## Section: Application Domains

### Cutting and packing problems

A family of problems related to the applications just discussed are cutting and packing problems. In cutting stock problems, one has a supply of large pieces of raw material in stock and a set of demands for small “order” pieces. One must satisfy these demands by cutting the required small pieces out of the large pieces from the stock. The objective is primarily to minimize the waste that is counted as the unused part of used pieces of stock material. A solution is given by a set of feasible cutting patterns, i.e. assortments of order pieces that can be cut out of a given large piece of stock material, such that their accumulated production covers the demands. There are many variants of the cutting stock problem. The main ones concerns the number of significant dimensions of the forms (1D, 2D, 3D, or even 1.5D), specific restrictions on the cutting process, the geometrical arrangements of pieces, and the number of cutting stages. There might be secondary objectives related to the balancing of the workload between different cutting machines, the minimization of the number of different cutting patterns used, or the respect of due dates for instances.

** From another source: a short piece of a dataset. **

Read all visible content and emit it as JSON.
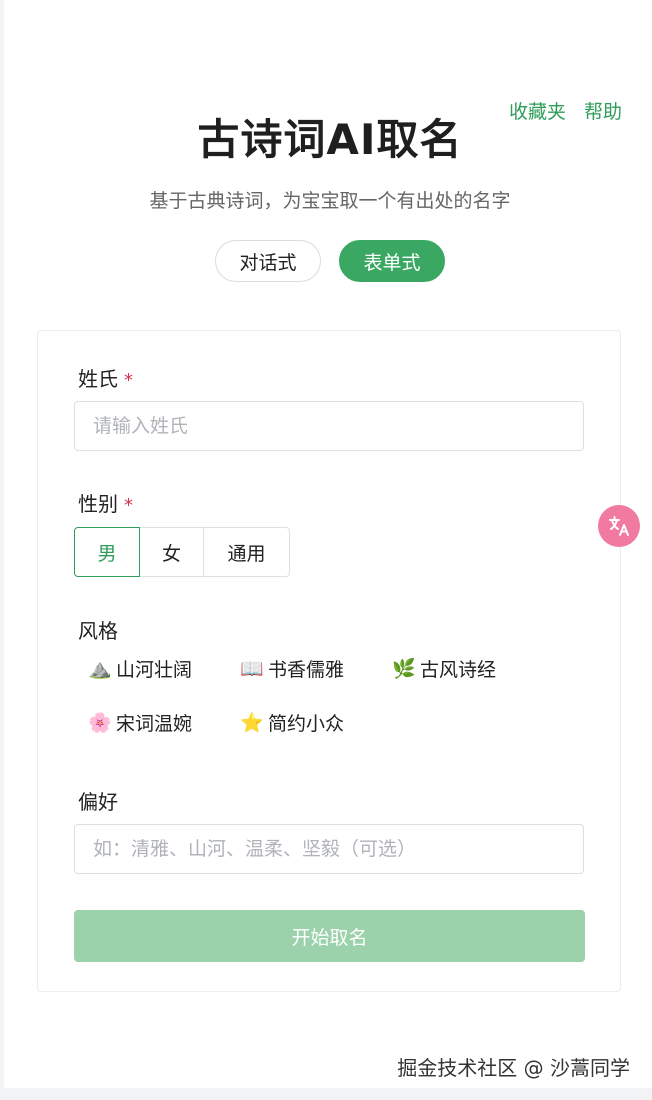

Packing, placement or loading problems can be stated in similar terms. There, one has a set of resources (vehicles, railway cars, machines) that must be packed with items. The objective is to maximize the value of the resulting packing while respecting the capacity of the resources. A solution is given by a set of feasible individual resource packings which together do not pack the same object more than once. Again, many variants exist depending mainly on the number of dimensions in which the capacity of the resources are measured and the specific restrictions on the loading process. Packing problems arise in particular as subproblems in cutting problems since the question of building “good” cutting patterns typically boils down to packing a resource piece with maximum value items. There are many applications of these cutting and packing problems: for instances, the cutting of paper, steel bars, glass, wood, textile, and plastic film; optimization of newspaper layout; scheduling of parallel machines; line balancing; and more generally scheduling problems with limited resources.

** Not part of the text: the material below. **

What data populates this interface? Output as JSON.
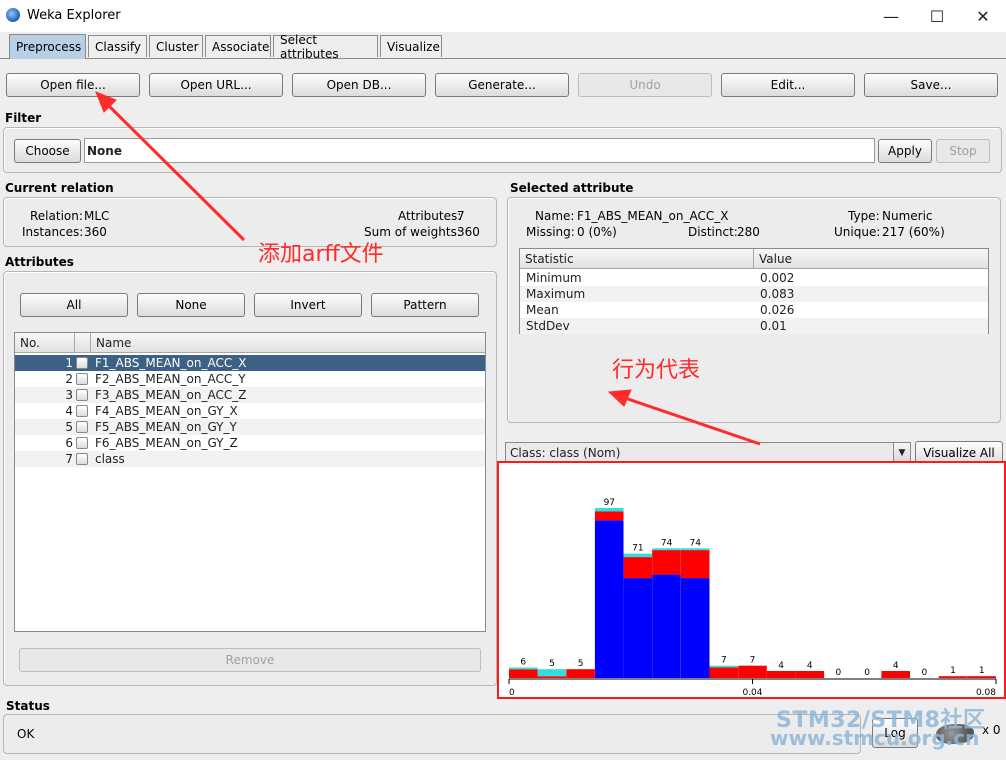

In previous work, we developed specialized algorithms for some variants of the knapsack problem that arise as a subproblem in solving cutting stock problems: problems with class bounds [157] or with setup costs [18] . We also set benchmark results for the 1D cutting stock problem using an exact optimization approach based on branch-and-price [160] . We were first to introduce exact algorithm for the 1D problem with setup minimization (a much harder variant) [154] . We also applied a nested decomposition approach to a 2D multi-cutting-stage variant [156] and considered ways of incorporating industrial side-constraints in an exact approach for the 1D problem [140] , [141] . We currently work on 2D orthognal placement problems, combining graph therory and mathematical programmaing approaches.